Exercise instructions =
All lines in the records below with the word "subtitle" must be returned.

[Opening Record set section]

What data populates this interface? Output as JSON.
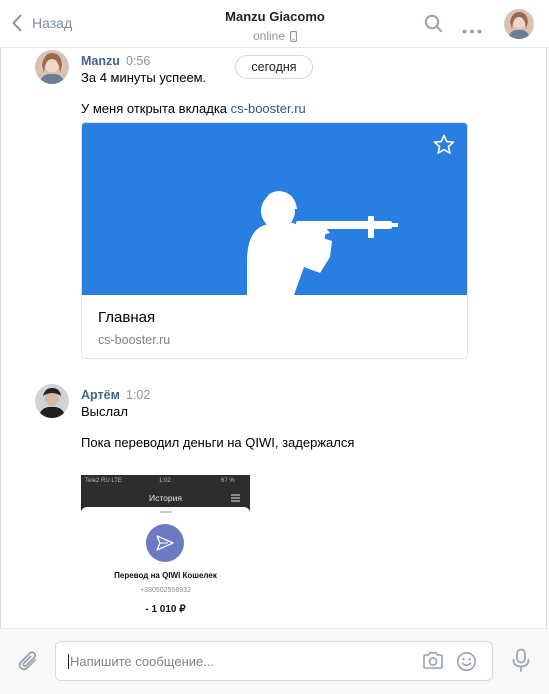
{
  "header": {
    "back_label": "Назад",
    "title": "Manzu Giacomo",
    "status": "online"
  },
  "date_divider": "сегодня",
  "messages": [
    {
      "author": "Manzu",
      "time": "0:56",
      "lines": [
        "За 4 минуты успеем."
      ],
      "text_prefix": "У меня открыта вкладка ",
      "link": "cs-booster.ru",
      "snippet": {
        "title": "Главная",
        "domain": "cs-booster.ru",
        "image_color": "#2a7de1"
      }
    },
    {
      "author": "Артём",
      "time": "1:02",
      "lines": [
        "Выслал",
        "Пока переводил деньги на QIWI, задержался"
      ],
      "attachment": {
        "carrier": "Tele2 RU  LTE",
        "clock": "1:02",
        "battery": "67 %",
        "header": "История",
        "transfer_title": "Перевод на QIWI Кошелек",
        "account": "+380502558932",
        "amount": "- 1 010 ₽"
      }
    }
  ],
  "composer": {
    "placeholder": "Напишите сообщение..."
  },
  "colors": {
    "accent": "#2a5885",
    "author": "#42648b",
    "icon": "#99a2ad"
  }
}
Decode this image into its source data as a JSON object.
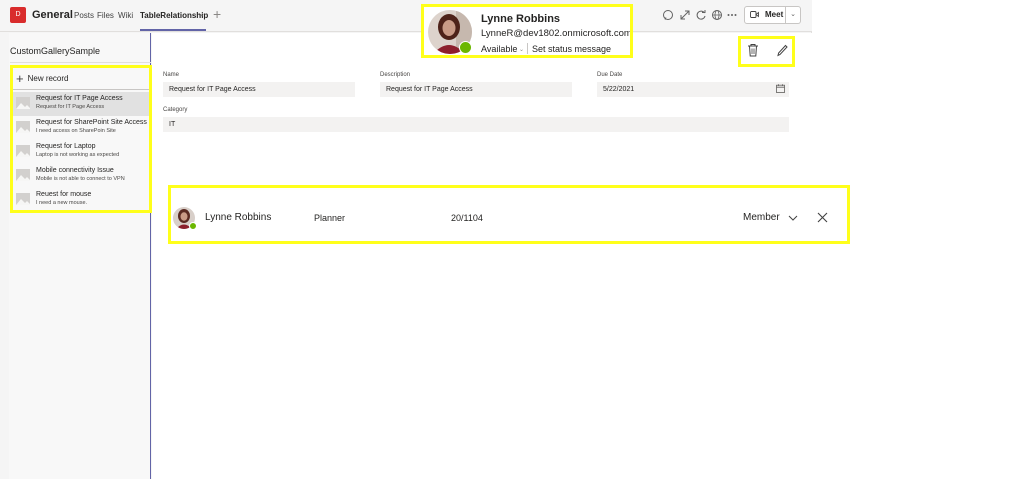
{
  "header": {
    "team_initial": "D",
    "channel": "General",
    "tabs": [
      {
        "label": "Posts"
      },
      {
        "label": "Files"
      },
      {
        "label": "Wiki"
      },
      {
        "label": "TableRelationship"
      }
    ],
    "meet_label": "Meet"
  },
  "gallery": {
    "title": "CustomGallerySample",
    "new_record_label": "New record",
    "items": [
      {
        "title": "Request for IT Page Access",
        "subtitle": "Request for IT Page Access"
      },
      {
        "title": "Request for SharePoint Site Access",
        "subtitle": "I need access on SharePoin Site"
      },
      {
        "title": "Request for Laptop",
        "subtitle": "Laptop is not working as expected"
      },
      {
        "title": "Mobile connectivity Issue",
        "subtitle": "Mobile is not able to connect to VPN"
      },
      {
        "title": "Reuest for mouse",
        "subtitle": "I need a new mouse."
      }
    ]
  },
  "form": {
    "name_label": "Name",
    "name_value": "Request for IT Page Access",
    "description_label": "Description",
    "description_value": "Request for IT Page Access",
    "due_date_label": "Due Date",
    "due_date_value": "5/22/2021",
    "category_label": "Category",
    "category_value": "IT"
  },
  "member_row": {
    "name": "Lynne Robbins",
    "department": "Planner",
    "code": "20/1104",
    "role": "Member"
  },
  "profile_card": {
    "name": "Lynne Robbins",
    "email": "LynneR@dev1802.onmicrosoft.com",
    "status": "Available",
    "set_status_label": "Set status message"
  },
  "colors": {
    "accent": "#6264a7",
    "highlight": "#ffff1a",
    "presence": "#6bb700",
    "team_avatar": "#d92c2c"
  }
}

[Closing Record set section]

Written solution =
        "subtitle": "Request for IT Page Access"
        "subtitle": "I need access on SharePoin Site"
        "subtitle": "Laptop is not working as expected"
        "subtitle": "Mobile is not able to connect to VPN"
        "subtitle": "I need a new mouse."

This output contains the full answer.